Fig 1 Painting (left) is Still Life with Flowers and a Watch by Abraham Mignon (1660-1679). Image a and b are the same flower imaged with a camera and X-ray fluorescence respectively.1

When you encounter art pieces in a museum “physics” probably isn’t the first thing that comes to mind. However, recent conservation efforts dedicated towards centuries old art pieces have found a use for x-ray analysis. The use of x-rays allow the conservationists to create images of the art piece which highlight specific pigments and the elements which it consists of. This allows the conservationists to see what the human eye cannot, where light, the environment or interactions with other pigments have caused the original detail to be obscured. In this way through the use of physics the art piece can be restored directly as the original artist intended.

There are two common techniques through which this imaging is carried out. The first is X-ray fluorescence. This process occurs when an x-ray collides with an atom and an inner electron is dislodged. An outer electron of the atom falls in energy to take its place and the difference in energy is emitted as an x-ray. This new x-ray is detected and tells us the identity of the atom it hit. Each element has a unique x-ray which is like its fingerprint and can be used to identify it. Image b in figure 1 illustrates the details which can be observed using x-ray based imaging. In this case the element which is identified is arsenic.

The second technique which is carried out to image paintings is X-ray diffraction. This process involves firing x-rays at a powder crystal and detecting the x-rays which are reflected back. This process is perfect for use with paintings as pigments are made up of powdered crystals. The pattern which the reflected x-rays make is unique to a compound and can therefore let us identify the pigment. In this case the arsenic based pigment found was schultenite, [PbHAsO4], and mimetite, [Pb5(AsO4)3Cl].2 These pigments were not the original pigment chosen by the artist as they were created by chemical reactions and are transparent to the naked eye. Knowing this, the original pigment can be reverse engineered and was found to be orpiment, As2S3, which has a vibrant yellow colour and was the colour of the original rose. This pigment is toxic and unstable with other pigments, this explains why this rose aged so poorly.

[1] Nouchka De Keyseret, et al.,Reviving degraded colors of yellow flowers in 17th century still life paintings with macro- and microscale chemical imaging,Sci. Adv.8, eabn6344, (2022). DOI:10.1126/sciadv.abn6344

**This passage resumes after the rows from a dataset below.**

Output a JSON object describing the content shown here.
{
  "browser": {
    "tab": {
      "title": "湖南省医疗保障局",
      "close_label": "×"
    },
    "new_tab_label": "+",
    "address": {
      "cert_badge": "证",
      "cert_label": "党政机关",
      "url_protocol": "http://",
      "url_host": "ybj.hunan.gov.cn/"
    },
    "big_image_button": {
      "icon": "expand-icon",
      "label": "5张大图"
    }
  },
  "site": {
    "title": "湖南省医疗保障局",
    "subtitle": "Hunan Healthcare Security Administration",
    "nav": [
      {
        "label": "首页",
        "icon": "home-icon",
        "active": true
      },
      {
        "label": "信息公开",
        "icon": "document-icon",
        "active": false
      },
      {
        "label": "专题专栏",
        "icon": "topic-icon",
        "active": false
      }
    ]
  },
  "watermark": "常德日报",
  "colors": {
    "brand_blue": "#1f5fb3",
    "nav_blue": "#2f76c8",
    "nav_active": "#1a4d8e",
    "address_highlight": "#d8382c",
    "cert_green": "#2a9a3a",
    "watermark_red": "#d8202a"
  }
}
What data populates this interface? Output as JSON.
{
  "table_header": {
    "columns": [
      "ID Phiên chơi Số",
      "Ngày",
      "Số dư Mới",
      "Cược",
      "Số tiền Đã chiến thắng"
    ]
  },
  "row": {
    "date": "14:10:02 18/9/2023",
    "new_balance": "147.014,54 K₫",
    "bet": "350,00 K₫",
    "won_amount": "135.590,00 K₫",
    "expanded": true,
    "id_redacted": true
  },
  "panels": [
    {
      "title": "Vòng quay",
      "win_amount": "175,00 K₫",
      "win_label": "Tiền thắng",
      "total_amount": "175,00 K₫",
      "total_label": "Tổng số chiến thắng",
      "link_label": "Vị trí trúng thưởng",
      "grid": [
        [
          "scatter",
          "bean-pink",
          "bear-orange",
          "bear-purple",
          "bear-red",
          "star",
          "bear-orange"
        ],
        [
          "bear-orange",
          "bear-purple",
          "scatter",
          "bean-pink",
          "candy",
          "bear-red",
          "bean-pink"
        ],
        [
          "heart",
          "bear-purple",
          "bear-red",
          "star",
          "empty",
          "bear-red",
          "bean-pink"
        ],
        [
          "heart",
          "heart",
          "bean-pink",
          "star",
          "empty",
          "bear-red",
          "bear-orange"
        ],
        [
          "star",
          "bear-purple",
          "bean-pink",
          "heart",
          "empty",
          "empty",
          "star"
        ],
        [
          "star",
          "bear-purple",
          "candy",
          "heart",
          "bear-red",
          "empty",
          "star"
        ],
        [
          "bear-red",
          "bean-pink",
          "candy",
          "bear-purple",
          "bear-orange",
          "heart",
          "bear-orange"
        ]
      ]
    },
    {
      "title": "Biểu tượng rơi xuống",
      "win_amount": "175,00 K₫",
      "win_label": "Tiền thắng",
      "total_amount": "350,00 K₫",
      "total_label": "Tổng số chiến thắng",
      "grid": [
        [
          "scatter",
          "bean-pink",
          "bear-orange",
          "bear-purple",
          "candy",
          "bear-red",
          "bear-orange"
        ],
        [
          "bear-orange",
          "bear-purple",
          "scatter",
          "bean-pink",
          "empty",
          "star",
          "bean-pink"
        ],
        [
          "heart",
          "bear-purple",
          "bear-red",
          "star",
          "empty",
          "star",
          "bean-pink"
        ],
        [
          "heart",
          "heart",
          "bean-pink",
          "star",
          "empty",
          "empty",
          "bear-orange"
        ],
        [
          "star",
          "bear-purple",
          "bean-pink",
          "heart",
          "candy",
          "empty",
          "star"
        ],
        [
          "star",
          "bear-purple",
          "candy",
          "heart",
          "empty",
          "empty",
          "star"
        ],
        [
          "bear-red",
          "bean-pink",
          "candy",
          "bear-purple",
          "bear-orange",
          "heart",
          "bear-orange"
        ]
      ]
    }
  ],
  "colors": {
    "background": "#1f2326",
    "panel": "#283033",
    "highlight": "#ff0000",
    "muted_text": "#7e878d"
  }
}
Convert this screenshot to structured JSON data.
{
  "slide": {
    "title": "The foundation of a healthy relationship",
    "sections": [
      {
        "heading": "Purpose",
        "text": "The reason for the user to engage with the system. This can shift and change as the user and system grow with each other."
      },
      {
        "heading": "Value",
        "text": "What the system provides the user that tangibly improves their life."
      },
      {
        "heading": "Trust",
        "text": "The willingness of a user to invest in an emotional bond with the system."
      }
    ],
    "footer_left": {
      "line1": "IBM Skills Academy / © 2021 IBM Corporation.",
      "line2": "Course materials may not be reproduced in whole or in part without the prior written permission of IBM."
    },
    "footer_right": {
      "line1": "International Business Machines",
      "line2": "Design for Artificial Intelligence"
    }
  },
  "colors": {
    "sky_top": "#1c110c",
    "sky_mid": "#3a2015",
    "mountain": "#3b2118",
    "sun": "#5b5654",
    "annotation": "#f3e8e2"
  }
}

[2] R. Mark Wilson, X-ray imaging shows how a 17th-century painting lost its color, Physics Today, 75 (8): 19–20, (2022).